Where Do Immigrants Live in the US?

Since the 2008 recession, the states with net-inflows of immigrants have changed dramatically from preceding years. So where are new immigrants moving to when they arrive in the U.S.? As a percentage of pre-existing immigrant populations, the biggest net gains are in the Eastern United States, specifically Washington, D.C., Florida, Massachusetts, New York, New Jersey, Connecticut, Maryland, and Virginia.

That’s according to 2016 U.S. Census estimates of state populations. At the same time, except for D.C. in Florida, the net outflow of people living in these states exceeded the number of people moving in. In other words, immigrants are moving into states where Americans are moving out.

On the flip side, Arizona and Nevada are seeing many more people who were already in the U.S. move into these states than the number of immigrants moving in. This is a change from previous decades. Columnist and demographer Michael Barone has a suspicion why this is.

(I)t seems likely given the increasing share of total immigrants coming from Asia rather than Latin America that a large share of these immigrants are Asian and presumably somewhat higher skill, on average, than the Hispanic and mainly Mexican immigrants who surged into the southwestern states in previous decades.

In other words, higher-skilled workers are moving into states where high-skilled industries are operating.

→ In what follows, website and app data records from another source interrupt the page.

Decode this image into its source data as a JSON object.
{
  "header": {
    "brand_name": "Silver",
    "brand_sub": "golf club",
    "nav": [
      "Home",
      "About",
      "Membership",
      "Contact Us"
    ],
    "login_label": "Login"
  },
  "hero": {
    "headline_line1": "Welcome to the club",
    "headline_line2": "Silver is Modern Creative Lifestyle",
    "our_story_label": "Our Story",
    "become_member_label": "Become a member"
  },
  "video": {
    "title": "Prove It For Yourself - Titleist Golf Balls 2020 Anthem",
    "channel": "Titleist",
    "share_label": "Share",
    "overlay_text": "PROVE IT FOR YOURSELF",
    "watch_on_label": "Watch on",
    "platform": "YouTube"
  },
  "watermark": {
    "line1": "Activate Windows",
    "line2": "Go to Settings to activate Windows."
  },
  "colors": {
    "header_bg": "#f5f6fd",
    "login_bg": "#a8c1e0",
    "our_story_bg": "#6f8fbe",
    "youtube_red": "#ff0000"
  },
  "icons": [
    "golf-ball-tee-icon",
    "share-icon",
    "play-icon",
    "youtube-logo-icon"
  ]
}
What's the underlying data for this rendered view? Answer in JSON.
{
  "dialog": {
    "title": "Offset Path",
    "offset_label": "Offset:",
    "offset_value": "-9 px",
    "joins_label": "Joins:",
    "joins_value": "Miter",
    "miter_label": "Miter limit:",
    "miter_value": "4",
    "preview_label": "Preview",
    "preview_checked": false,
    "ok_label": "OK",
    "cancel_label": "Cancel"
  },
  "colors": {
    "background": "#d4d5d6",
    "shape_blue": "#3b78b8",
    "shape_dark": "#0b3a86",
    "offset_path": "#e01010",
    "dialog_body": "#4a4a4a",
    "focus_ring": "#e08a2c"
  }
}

See which other states are experiencing changes in both domestic and immigrant populations.